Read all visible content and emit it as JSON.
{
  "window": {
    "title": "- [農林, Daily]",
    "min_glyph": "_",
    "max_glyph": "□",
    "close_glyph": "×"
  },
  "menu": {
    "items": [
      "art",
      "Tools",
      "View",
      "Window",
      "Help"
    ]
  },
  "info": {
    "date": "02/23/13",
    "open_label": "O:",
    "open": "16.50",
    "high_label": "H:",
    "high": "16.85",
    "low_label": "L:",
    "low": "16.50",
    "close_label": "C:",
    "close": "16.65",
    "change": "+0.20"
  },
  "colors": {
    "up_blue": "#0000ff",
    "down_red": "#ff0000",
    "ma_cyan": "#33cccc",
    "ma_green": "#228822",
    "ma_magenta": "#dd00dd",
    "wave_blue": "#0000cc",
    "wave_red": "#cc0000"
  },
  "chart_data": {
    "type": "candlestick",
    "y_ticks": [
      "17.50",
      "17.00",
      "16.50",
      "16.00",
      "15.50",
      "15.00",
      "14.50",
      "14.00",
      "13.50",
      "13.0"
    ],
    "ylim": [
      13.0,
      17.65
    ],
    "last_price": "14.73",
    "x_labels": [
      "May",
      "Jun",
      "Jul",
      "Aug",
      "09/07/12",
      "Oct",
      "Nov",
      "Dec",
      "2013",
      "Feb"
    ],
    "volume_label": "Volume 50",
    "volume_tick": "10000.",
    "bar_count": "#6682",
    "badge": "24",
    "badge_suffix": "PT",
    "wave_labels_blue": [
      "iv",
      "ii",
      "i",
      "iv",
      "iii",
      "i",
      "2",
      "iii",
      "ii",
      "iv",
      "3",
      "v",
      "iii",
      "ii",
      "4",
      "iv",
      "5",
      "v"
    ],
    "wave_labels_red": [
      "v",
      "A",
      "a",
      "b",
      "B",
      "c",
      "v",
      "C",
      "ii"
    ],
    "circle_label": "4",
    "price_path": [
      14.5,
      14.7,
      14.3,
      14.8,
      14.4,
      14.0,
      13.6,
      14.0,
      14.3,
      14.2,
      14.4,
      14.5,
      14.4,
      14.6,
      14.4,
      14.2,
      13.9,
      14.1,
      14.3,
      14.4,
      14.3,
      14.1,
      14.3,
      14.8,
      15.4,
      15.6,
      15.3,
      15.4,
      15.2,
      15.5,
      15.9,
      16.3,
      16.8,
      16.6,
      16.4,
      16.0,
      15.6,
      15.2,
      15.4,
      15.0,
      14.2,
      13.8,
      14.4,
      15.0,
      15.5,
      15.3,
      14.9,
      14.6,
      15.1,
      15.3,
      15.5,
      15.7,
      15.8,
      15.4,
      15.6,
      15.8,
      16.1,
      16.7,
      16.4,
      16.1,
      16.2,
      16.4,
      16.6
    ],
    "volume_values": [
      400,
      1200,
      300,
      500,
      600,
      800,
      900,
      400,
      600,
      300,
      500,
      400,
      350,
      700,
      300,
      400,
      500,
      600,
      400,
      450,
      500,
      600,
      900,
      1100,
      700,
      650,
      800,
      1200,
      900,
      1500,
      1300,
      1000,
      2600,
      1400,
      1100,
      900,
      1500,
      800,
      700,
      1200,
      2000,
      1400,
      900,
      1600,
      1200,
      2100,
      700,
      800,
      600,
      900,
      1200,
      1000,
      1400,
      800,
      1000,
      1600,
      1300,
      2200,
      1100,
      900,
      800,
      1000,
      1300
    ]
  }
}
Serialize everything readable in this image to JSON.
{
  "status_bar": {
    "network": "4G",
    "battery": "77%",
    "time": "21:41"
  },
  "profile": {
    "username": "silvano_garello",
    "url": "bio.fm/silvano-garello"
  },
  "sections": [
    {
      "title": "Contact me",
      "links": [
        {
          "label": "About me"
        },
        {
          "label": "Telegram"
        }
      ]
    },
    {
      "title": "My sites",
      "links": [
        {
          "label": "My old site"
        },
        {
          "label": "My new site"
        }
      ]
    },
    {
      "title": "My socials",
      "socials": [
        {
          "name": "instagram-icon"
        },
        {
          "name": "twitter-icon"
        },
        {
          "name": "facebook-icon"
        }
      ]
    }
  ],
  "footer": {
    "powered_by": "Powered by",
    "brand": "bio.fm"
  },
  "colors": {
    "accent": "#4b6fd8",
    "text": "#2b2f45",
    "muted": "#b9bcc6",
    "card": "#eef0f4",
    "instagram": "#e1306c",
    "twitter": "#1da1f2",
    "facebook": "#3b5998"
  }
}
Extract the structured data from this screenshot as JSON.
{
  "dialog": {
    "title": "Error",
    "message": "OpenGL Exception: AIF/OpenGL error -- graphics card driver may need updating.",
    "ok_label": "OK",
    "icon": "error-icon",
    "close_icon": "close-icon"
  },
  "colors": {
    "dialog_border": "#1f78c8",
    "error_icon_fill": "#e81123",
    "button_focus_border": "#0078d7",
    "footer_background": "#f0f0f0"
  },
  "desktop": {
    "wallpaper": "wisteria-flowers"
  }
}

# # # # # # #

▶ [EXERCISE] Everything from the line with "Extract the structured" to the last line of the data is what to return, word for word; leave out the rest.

▶ [REPLY]
Extract the structured data from this screenshot as JSON.
{
  "dialog": {
    "title": "Error",
    "message": "OpenGL Exception: AIF/OpenGL error -- graphics card driver may need updating.",
    "ok_label": "OK",
    "icon": "error-icon",
    "close_icon": "close-icon"
  },
  "colors": {
    "dialog_border": "#1f78c8",
    "error_icon_fill": "#e81123",
    "button_focus_border": "#0078d7",
    "footer_background": "#f0f0f0"
  },
  "desktop": {
    "wallpaper": "wisteria-flowers"
  }
}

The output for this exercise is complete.